BEGIN Available data

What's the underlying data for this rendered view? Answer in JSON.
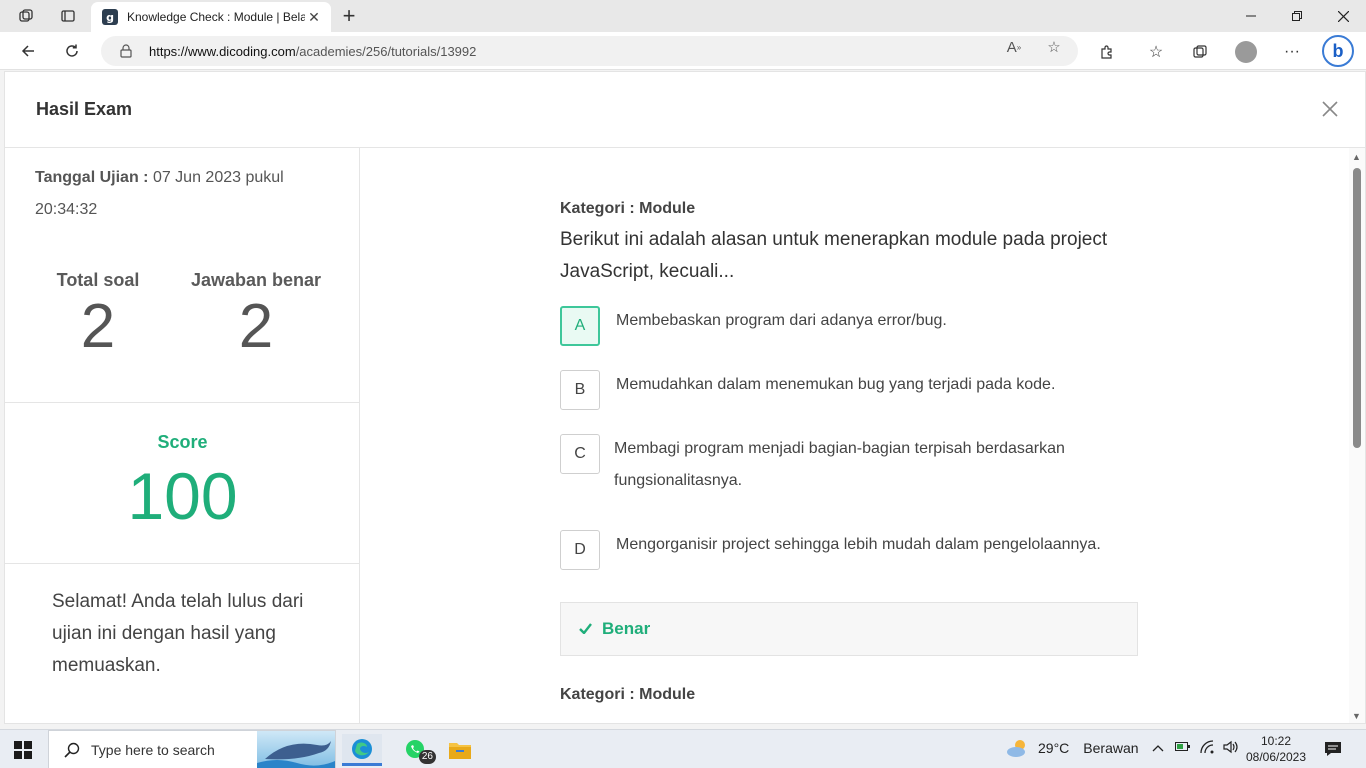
{
  "browser": {
    "tab_title": "Knowledge Check : Module | Bela",
    "tab_favicon": "g",
    "url_host": "https://www.dicoding.com",
    "url_path": "/academies/256/tutorials/13992"
  },
  "modal": {
    "title": "Hasil Exam"
  },
  "summary": {
    "date_label": "Tanggal Ujian :",
    "date_value": "07 Jun 2023 pukul 20:34:32",
    "total_label": "Total soal",
    "total_value": "2",
    "correct_label": "Jawaban benar",
    "correct_value": "2",
    "score_label": "Score",
    "score_value": "100",
    "message": "Selamat! Anda telah lulus dari ujian ini dengan hasil yang memuaskan."
  },
  "questions": [
    {
      "category": "Kategori : Module",
      "text": "Berikut ini adalah alasan untuk menerapkan module pada project JavaScript, kecuali...",
      "options": [
        {
          "letter": "A",
          "text": "Membebaskan program dari adanya error/bug.",
          "selected": true
        },
        {
          "letter": "B",
          "text": "Memudahkan dalam menemukan bug yang terjadi pada kode.",
          "selected": false
        },
        {
          "letter": "C",
          "text": "Membagi program menjadi bagian-bagian terpisah berdasarkan fungsionalitasnya.",
          "selected": false
        },
        {
          "letter": "D",
          "text": "Mengorganisir project sehingga lebih mudah dalam pengelolaannya.",
          "selected": false
        }
      ],
      "result": "Benar"
    },
    {
      "category": "Kategori : Module"
    }
  ],
  "taskbar": {
    "search_placeholder": "Type here to search",
    "whatsapp_badge": "26",
    "weather_temp": "29°C",
    "weather_desc": "Berawan",
    "time": "10:22",
    "date": "08/06/2023"
  },
  "colors": {
    "accent_green": "#1fae7a",
    "edge_blue": "#3a7bd5"
  }
}
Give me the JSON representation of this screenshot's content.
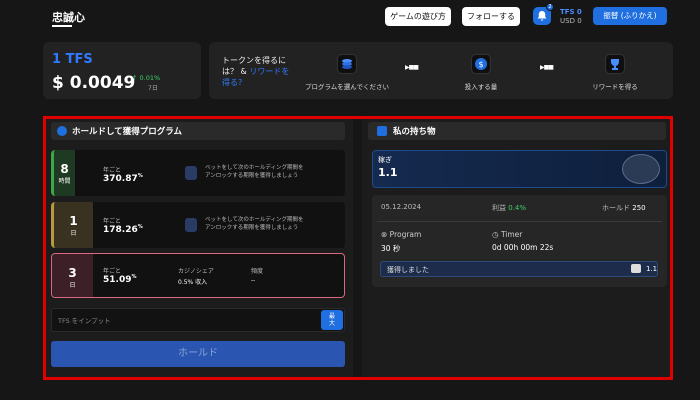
{
  "header": {
    "title": "忠誠心",
    "how_to_play": "ゲームの遊び方",
    "follow": "フォローする",
    "notification_count": "2",
    "wallet_tfs_label": "TFS",
    "wallet_tfs_value": "0",
    "wallet_usd_label": "USD",
    "wallet_usd_value": "0",
    "swap_button": "振替 (ふりかえ)"
  },
  "token": {
    "name": "1 TFS",
    "price": "$ 0.0049",
    "change": "0.01%",
    "period": "7日"
  },
  "steps": {
    "intro_line1": "トークンを得るに",
    "intro_line2_a": "は？ & ",
    "intro_link": "リワードを得る?",
    "items": [
      {
        "label": "プログラムを選んでください",
        "icon": "coin-stack-icon"
      },
      {
        "label": "投入する量",
        "icon": "dollar-coin-icon"
      },
      {
        "label": "リワードを得る",
        "icon": "trophy-icon"
      }
    ]
  },
  "hold_panel": {
    "title": "ホールドして獲得プログラム",
    "plans": [
      {
        "num": "8",
        "unit": "時間",
        "color": "#3ca64a",
        "per": "年ごと",
        "rate": "370.87",
        "rate_suffix": "%",
        "lock_text_1": "ベットをして次のホールディング期間を",
        "lock_text_2": "アンロックする期限を獲得しましょう"
      },
      {
        "num": "1",
        "unit": "日",
        "color": "#b89a3d",
        "per": "年ごと",
        "rate": "178.26",
        "rate_suffix": "%",
        "lock_text_1": "ベットをして次のホールディング期間を",
        "lock_text_2": "アンロックする期限を獲得しましょう"
      },
      {
        "num": "3",
        "unit": "日",
        "color": "#c9596e",
        "per": "年ごと",
        "rate": "51.09",
        "rate_suffix": "%",
        "casino_label": "カジノシェア",
        "casino_value": "0.5% 収入",
        "freq_label": "頻度",
        "freq_value": "--"
      }
    ],
    "input_placeholder": "TFS をインプット",
    "max_label_1": "最",
    "max_label_2": "大",
    "hold_button": "ホールド"
  },
  "holdings_panel": {
    "title": "私の持ち物",
    "earn_label": "稼ぎ",
    "earn_value": "1.1",
    "date": "05.12.2024",
    "profit_label": "利益",
    "profit_value": "0.4%",
    "hold_label": "ホールド",
    "hold_value": "250",
    "program_label": "Program",
    "program_value": "30 秒",
    "timer_label": "Timer",
    "timer_value": "0d 00h 00m 22s",
    "earned_label": "獲得しました",
    "earned_value": "1.1"
  },
  "colors": {
    "accent": "#1f6fe0",
    "positive": "#3fd26b",
    "highlight_frame": "#e00000"
  }
}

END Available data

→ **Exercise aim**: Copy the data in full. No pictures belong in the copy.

→ **Your solution**:
What's the underlying data for this rendered view? Answer in JSON.
{
  "browser": {
    "tab_title": "Knowledge Check : Module | Bela",
    "tab_favicon": "g",
    "url_host": "https://www.dicoding.com",
    "url_path": "/academies/256/tutorials/13992"
  },
  "modal": {
    "title": "Hasil Exam"
  },
  "summary": {
    "date_label": "Tanggal Ujian :",
    "date_value": "07 Jun 2023 pukul 20:34:32",
    "total_label": "Total soal",
    "total_value": "2",
    "correct_label": "Jawaban benar",
    "correct_value": "2",
    "score_label": "Score",
    "score_value": "100",
    "message": "Selamat! Anda telah lulus dari ujian ini dengan hasil yang memuaskan."
  },
  "questions": [
    {
      "category": "Kategori : Module",
      "text": "Berikut ini adalah alasan untuk menerapkan module pada project JavaScript, kecuali...",
      "options": [
        {
          "letter": "A",
          "text": "Membebaskan program dari adanya error/bug.",
          "selected": true
        },
        {
          "letter": "B",
          "text": "Memudahkan dalam menemukan bug yang terjadi pada kode.",
          "selected": false
        },
        {
          "letter": "C",
          "text": "Membagi program menjadi bagian-bagian terpisah berdasarkan fungsionalitasnya.",
          "selected": false
        },
        {
          "letter": "D",
          "text": "Mengorganisir project sehingga lebih mudah dalam pengelolaannya.",
          "selected": false
        }
      ],
      "result": "Benar"
    },
    {
      "category": "Kategori : Module"
    }
  ],
  "taskbar": {
    "search_placeholder": "Type here to search",
    "whatsapp_badge": "26",
    "weather_temp": "29°C",
    "weather_desc": "Berawan",
    "time": "10:22",
    "date": "08/06/2023"
  },
  "colors": {
    "accent_green": "#1fae7a",
    "edge_blue": "#3a7bd5"
  }
}
Give me the JSON representation of this screenshot's content.
{
  "header": {
    "title": "忠誠心",
    "how_to_play": "ゲームの遊び方",
    "follow": "フォローする",
    "notification_count": "2",
    "wallet_tfs_label": "TFS",
    "wallet_tfs_value": "0",
    "wallet_usd_label": "USD",
    "wallet_usd_value": "0",
    "swap_button": "振替 (ふりかえ)"
  },
  "token": {
    "name": "1 TFS",
    "price": "$ 0.0049",
    "change": "0.01%",
    "period": "7日"
  },
  "steps": {
    "intro_line1": "トークンを得るに",
    "intro_line2_a": "は？ & ",
    "intro_link": "リワードを得る?",
    "items": [
      {
        "label": "プログラムを選んでください",
        "icon": "coin-stack-icon"
      },
      {
        "label": "投入する量",
        "icon": "dollar-coin-icon"
      },
      {
        "label": "リワードを得る",
        "icon": "trophy-icon"
      }
    ]
  },
  "hold_panel": {
    "title": "ホールドして獲得プログラム",
    "plans": [
      {
        "num": "8",
        "unit": "時間",
        "color": "#3ca64a",
        "per": "年ごと",
        "rate": "370.87",
        "rate_suffix": "%",
        "lock_text_1": "ベットをして次のホールディング期間を",
        "lock_text_2": "アンロックする期限を獲得しましょう"
      },
      {
        "num": "1",
        "unit": "日",
        "color": "#b89a3d",
        "per": "年ごと",
        "rate": "178.26",
        "rate_suffix": "%",
        "lock_text_1": "ベットをして次のホールディング期間を",
        "lock_text_2": "アンロックする期限を獲得しましょう"
      },
      {
        "num": "3",
        "unit": "日",
        "color": "#c9596e",
        "per": "年ごと",
        "rate": "51.09",
        "rate_suffix": "%",
        "casino_label": "カジノシェア",
        "casino_value": "0.5% 収入",
        "freq_label": "頻度",
        "freq_value": "--"
      }
    ],
    "input_placeholder": "TFS をインプット",
    "max_label_1": "最",
    "max_label_2": "大",
    "hold_button": "ホールド"
  },
  "holdings_panel": {
    "title": "私の持ち物",
    "earn_label": "稼ぎ",
    "earn_value": "1.1",
    "date": "05.12.2024",
    "profit_label": "利益",
    "profit_value": "0.4%",
    "hold_label": "ホールド",
    "hold_value": "250",
    "program_label": "Program",
    "program_value": "30 秒",
    "timer_label": "Timer",
    "timer_value": "0d 00h 00m 22s",
    "earned_label": "獲得しました",
    "earned_value": "1.1"
  },
  "colors": {
    "accent": "#1f6fe0",
    "positive": "#3fd26b",
    "highlight_frame": "#e00000"
  }
}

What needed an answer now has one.